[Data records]
==================================================

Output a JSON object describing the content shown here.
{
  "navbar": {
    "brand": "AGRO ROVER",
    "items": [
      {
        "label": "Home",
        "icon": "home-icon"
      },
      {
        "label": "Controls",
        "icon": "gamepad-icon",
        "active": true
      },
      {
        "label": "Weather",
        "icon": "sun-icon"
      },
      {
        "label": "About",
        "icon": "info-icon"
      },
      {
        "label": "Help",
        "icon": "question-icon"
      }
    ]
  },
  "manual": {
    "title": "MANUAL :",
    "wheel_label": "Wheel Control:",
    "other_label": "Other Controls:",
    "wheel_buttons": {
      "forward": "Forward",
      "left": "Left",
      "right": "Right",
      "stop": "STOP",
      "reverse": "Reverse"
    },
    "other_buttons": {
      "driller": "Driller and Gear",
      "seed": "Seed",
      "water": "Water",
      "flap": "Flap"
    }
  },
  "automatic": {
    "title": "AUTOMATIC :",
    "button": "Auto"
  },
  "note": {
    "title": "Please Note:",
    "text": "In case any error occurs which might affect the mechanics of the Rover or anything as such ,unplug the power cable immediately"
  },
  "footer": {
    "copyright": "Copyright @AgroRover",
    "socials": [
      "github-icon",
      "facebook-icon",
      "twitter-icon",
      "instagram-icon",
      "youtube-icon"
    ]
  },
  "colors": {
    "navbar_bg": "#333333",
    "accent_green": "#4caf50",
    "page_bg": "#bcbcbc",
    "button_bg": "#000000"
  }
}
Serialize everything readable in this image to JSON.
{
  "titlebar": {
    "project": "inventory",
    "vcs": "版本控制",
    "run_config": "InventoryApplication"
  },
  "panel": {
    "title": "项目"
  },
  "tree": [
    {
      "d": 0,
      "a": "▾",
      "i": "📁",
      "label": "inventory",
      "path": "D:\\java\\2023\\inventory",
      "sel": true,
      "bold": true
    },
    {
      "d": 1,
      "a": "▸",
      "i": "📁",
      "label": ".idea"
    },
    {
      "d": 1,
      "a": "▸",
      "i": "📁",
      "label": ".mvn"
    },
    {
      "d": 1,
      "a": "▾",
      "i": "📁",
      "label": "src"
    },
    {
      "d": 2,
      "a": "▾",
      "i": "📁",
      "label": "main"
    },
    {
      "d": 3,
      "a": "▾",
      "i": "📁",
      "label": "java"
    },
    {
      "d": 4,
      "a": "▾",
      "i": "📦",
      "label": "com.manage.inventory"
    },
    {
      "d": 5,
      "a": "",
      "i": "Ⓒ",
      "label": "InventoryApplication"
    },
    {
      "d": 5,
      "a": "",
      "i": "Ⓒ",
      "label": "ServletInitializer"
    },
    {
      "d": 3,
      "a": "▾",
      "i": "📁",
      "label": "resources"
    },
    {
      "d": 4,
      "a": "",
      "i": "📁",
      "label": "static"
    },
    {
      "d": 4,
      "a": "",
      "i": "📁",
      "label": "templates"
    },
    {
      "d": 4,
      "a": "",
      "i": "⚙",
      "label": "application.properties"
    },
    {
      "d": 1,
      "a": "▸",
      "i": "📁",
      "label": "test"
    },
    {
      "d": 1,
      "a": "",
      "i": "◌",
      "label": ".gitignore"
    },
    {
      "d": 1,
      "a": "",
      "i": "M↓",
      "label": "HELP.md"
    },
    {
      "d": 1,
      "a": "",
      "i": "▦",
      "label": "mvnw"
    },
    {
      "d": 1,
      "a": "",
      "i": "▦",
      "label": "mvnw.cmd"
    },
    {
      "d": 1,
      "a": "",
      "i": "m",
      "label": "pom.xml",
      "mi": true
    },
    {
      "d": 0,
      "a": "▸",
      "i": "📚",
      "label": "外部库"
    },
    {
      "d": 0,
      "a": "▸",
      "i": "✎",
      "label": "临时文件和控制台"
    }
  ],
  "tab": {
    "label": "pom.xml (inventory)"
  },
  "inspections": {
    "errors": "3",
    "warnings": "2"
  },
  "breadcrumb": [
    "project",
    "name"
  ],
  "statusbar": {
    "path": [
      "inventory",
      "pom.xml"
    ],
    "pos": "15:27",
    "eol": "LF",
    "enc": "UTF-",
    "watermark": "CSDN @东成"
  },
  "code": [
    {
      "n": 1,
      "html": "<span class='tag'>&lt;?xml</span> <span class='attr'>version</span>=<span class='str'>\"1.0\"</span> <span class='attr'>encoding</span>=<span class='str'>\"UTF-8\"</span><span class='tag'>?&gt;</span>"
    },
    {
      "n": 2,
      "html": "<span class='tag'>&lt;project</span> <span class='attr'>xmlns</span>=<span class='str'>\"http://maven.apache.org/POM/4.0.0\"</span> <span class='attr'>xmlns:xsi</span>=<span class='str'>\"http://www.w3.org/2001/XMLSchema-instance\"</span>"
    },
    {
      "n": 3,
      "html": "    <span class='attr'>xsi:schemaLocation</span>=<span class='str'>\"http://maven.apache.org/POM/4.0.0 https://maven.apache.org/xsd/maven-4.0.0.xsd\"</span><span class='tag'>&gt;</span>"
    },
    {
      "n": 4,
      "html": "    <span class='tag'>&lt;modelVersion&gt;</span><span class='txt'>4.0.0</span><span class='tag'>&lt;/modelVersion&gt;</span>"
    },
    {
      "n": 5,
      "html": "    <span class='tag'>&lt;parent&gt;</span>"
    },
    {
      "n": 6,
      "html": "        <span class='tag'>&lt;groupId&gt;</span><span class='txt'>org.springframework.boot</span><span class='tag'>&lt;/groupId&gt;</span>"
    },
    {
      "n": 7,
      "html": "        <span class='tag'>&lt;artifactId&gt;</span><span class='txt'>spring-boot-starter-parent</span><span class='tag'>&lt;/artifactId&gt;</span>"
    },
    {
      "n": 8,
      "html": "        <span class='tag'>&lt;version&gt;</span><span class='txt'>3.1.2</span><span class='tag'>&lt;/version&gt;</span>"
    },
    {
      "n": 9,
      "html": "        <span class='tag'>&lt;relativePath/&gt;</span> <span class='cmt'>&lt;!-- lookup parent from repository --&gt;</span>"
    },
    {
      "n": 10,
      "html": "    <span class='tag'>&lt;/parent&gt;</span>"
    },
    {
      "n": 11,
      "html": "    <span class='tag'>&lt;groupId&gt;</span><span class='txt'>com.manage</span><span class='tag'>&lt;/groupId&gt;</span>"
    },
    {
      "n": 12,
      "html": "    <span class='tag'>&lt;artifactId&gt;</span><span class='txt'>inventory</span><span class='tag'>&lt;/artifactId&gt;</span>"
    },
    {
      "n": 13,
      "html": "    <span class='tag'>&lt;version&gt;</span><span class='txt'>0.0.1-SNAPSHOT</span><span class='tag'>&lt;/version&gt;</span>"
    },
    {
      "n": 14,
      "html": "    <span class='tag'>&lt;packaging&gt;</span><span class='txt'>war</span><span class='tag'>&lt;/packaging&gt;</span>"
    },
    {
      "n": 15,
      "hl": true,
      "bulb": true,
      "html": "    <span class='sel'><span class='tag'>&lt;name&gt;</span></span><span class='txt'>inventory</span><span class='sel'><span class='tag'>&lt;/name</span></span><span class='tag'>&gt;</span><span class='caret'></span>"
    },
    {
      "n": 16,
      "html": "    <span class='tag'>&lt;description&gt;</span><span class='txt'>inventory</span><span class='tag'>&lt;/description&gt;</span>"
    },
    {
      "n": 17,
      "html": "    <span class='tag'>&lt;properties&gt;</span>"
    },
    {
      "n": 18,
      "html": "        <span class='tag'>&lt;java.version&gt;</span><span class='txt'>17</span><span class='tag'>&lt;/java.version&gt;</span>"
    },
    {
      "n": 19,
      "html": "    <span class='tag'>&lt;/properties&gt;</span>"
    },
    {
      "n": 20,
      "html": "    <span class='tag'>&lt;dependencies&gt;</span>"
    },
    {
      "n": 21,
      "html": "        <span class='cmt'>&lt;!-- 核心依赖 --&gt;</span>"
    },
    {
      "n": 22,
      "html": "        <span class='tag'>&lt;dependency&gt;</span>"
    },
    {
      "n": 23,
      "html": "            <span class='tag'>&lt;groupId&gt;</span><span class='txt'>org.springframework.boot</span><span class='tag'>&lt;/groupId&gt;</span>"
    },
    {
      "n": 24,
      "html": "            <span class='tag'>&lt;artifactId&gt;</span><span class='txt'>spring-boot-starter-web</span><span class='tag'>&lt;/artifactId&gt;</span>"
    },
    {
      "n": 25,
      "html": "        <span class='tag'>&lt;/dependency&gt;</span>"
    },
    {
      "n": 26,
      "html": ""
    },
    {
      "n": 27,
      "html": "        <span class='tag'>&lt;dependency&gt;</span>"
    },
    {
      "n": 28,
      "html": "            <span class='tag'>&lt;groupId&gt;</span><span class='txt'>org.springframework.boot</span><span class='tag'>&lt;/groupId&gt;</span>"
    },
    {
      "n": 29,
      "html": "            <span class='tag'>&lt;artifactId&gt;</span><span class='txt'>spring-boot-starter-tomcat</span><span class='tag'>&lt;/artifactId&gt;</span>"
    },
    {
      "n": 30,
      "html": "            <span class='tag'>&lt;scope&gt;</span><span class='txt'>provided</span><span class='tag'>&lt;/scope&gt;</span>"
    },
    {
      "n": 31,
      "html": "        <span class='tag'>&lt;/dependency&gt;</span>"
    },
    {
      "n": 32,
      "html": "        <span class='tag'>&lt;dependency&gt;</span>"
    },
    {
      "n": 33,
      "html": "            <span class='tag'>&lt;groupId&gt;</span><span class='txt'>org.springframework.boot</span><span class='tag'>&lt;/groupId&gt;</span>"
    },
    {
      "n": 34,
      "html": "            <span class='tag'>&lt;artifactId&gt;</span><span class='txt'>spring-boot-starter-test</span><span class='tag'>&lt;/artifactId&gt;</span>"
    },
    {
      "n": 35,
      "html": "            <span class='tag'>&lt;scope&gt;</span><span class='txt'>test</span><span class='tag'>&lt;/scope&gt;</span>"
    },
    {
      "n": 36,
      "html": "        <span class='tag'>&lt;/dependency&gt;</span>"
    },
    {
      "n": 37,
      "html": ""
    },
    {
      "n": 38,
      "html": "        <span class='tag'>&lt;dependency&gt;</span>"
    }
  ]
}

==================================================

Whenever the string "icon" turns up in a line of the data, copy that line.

        "icon": "home-icon"
        "icon": "gamepad-icon",
        "icon": "sun-icon"
        "icon": "info-icon"
        "icon": "question-icon"
      "github-icon",
      "facebook-icon",
      "twitter-icon",
      "instagram-icon",
      "youtube-icon"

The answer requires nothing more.